The Chicagoland NACHI Chapter, by way of comparision, charges chapter members $25.00 for 3 state approved CE hours (including dinner) and the courses are challanging, new, real and informative.
We have even provided 6 hrs of state approved CE, to NACHI members, for $25.00. Gerry Beumont recently presented 6 hrs of state approved CE (through the state NACHI Chapter, including breakfast, lunch and REAL quality education) for about $100.00 less than these “people” charge. I have attended their courses and, literally, learned nothing that I had not already learned in pre-licensing classes. Yeah, real “Quaility”. Just a CE credit mill. Pay, and get the credit. Not my idea of professional.
The chapter even charges only $50.00 (less than half the cost) to non-NACHI members for the same, quality and professional courses.
Sounds like someone is scared of losing their rice bowl.
Anyone not clear on this, contact me (see below) and I can provide information and documentation of these facts.
It almost always comes down to someone protecting their rice bowl. I’ve always said the real money to be made in any profession is not in performing the job but in CEUs and providing rudimentary education in the trade. Why crawl through a wet, nasty crawl space for a several hundred dollars when you can stand on a nice dry, warm podium and teach a class room of eager students, each willing to part with 1500 dollars and up to get a piece of paper that says “Hom INpsectr, I are one” somewhere on it.
P.S. Not saying it isn’t so but I have never heard the term “real estate engineer”. I am not sure I understand that terminology.
They should have used Matterns picture in the little editorial he wrote.
With a lecherous mug like that I steer all children far away.
He sure is not much of a business man either as I will be sure to toss all of those stupid postcards his school sends me in the garbage from now on.
Well maybe not till I call the (real) owner and let him know that one of his teachers just lost 10,000 potential students.

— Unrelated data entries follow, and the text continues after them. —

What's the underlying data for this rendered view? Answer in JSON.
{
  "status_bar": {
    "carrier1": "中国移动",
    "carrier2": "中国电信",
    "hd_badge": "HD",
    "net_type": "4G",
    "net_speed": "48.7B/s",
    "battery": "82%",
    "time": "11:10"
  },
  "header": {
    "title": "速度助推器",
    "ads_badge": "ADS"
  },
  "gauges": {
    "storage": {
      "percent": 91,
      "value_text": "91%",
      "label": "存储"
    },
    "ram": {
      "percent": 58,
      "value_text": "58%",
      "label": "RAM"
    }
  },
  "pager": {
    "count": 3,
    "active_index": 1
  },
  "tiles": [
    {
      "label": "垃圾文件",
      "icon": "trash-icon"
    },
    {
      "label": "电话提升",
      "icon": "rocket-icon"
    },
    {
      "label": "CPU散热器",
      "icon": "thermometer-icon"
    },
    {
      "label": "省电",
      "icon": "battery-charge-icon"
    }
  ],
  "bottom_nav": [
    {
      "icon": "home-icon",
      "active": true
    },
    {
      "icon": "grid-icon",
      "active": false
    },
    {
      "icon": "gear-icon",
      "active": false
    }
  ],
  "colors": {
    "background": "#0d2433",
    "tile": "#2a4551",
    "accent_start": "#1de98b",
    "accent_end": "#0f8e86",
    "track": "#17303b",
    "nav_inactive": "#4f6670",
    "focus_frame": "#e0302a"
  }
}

I continue to be the Chicago area’s “go to guy” for newspapers doing stories on home inspectors. I normally refer them to Will. Reporters love us. Very rarely does a day go by without a reporter somewhere calling me for my comment on this or that.
One of the reasons we get so much good press is because reporters (who’s job it is to look things up)… find ding dong posts like his, then look up www.nachi.org/coe.htm and realize that when you hire one of our licensed members, that member VOLUNTARILY does the following IN ADDITION to what the state requires: www.nachi.org/membership.htm
Exactly. Most of the “instructors” listed on their (home inspector U) web site want to get out of inspecting and into teaching.
“Old home inspectors don’t die (or retire), they just start teaching”
Just for those who are not clear, you must be LICENSED by the state to LEGALLY do home inspections in Illinois. NACHI members must also be licensed (per the COE). You cannot be an ASHI member or NAHI member and do inspections in Illinois unless you are LICENSED. Same legal rules, but very different association rules.
But, then, the associations have different standards than the state (and NACHI’s are the most stringent).
NACHI SOP and COE exceeds the Illinois requirements with regards to ethics and SOP. Forget about these stupid “just take and on-line test and pay ypur money” crap. I could have joined ASHI or NAHI when I was newly licensed (and done 250 $95.00 “special” inspections and become a “full” member of either association. But I chose NACHI. In fact, I was a NACHI member even before I was licensed, I just was smart enough (read: I READ THE NACHI RULES!!!) to not actually do inspections before I was licensed. If I had done an inspection before I was licensed, I would have been violating the NACHI SOP and COE. It really is a no brainer.
This clear and plain point is obviously lost on Mr. Marten.